(Interface dataset entries)
____________

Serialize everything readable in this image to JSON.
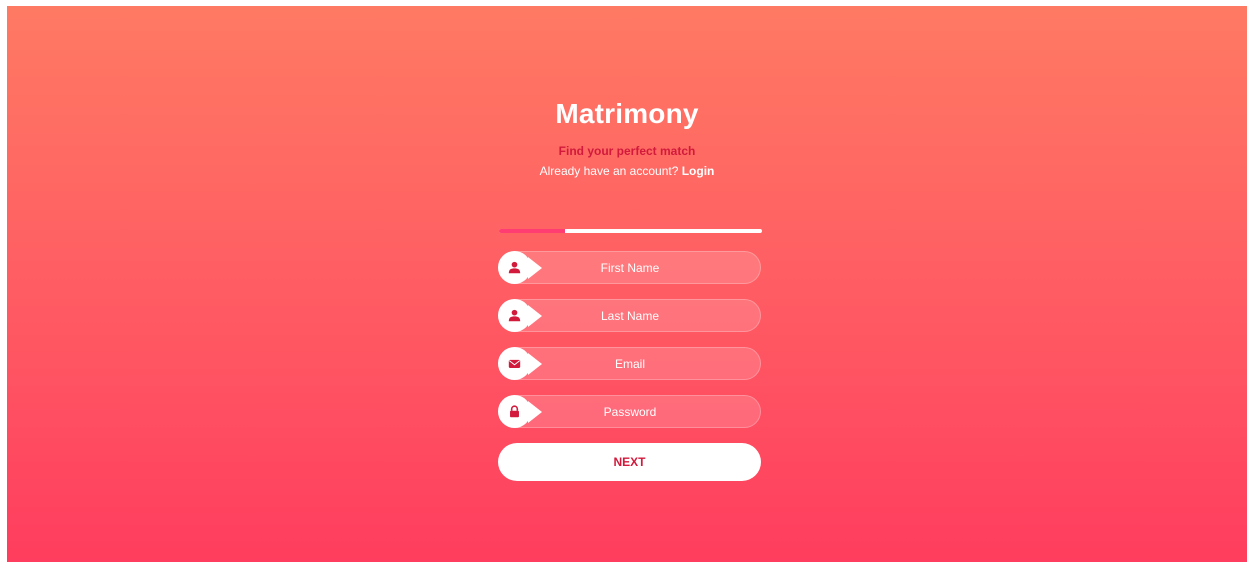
{
  "app": {
    "title": "Matrimony",
    "tagline": "Find your perfect match",
    "account_prompt": "Already have an account?",
    "login_label": "Login"
  },
  "progress": {
    "value": 0.25
  },
  "form": {
    "fields": [
      {
        "placeholder": "First Name",
        "icon": "user-icon"
      },
      {
        "placeholder": "Last Name",
        "icon": "user-icon"
      },
      {
        "placeholder": "Email",
        "icon": "envelope-icon"
      },
      {
        "placeholder": "Password",
        "icon": "lock-icon"
      }
    ],
    "next_label": "NEXT"
  },
  "colors": {
    "accent": "#d11a3c",
    "gradient_top": "#ff7a63",
    "gradient_bottom": "#ff3d5e",
    "progress_fill": "#ff3d72"
  }
}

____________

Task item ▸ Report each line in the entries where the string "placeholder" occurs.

Result ▸
        "placeholder": "First Name",
        "placeholder": "Last Name",
        "placeholder": "Email",
        "placeholder": "Password",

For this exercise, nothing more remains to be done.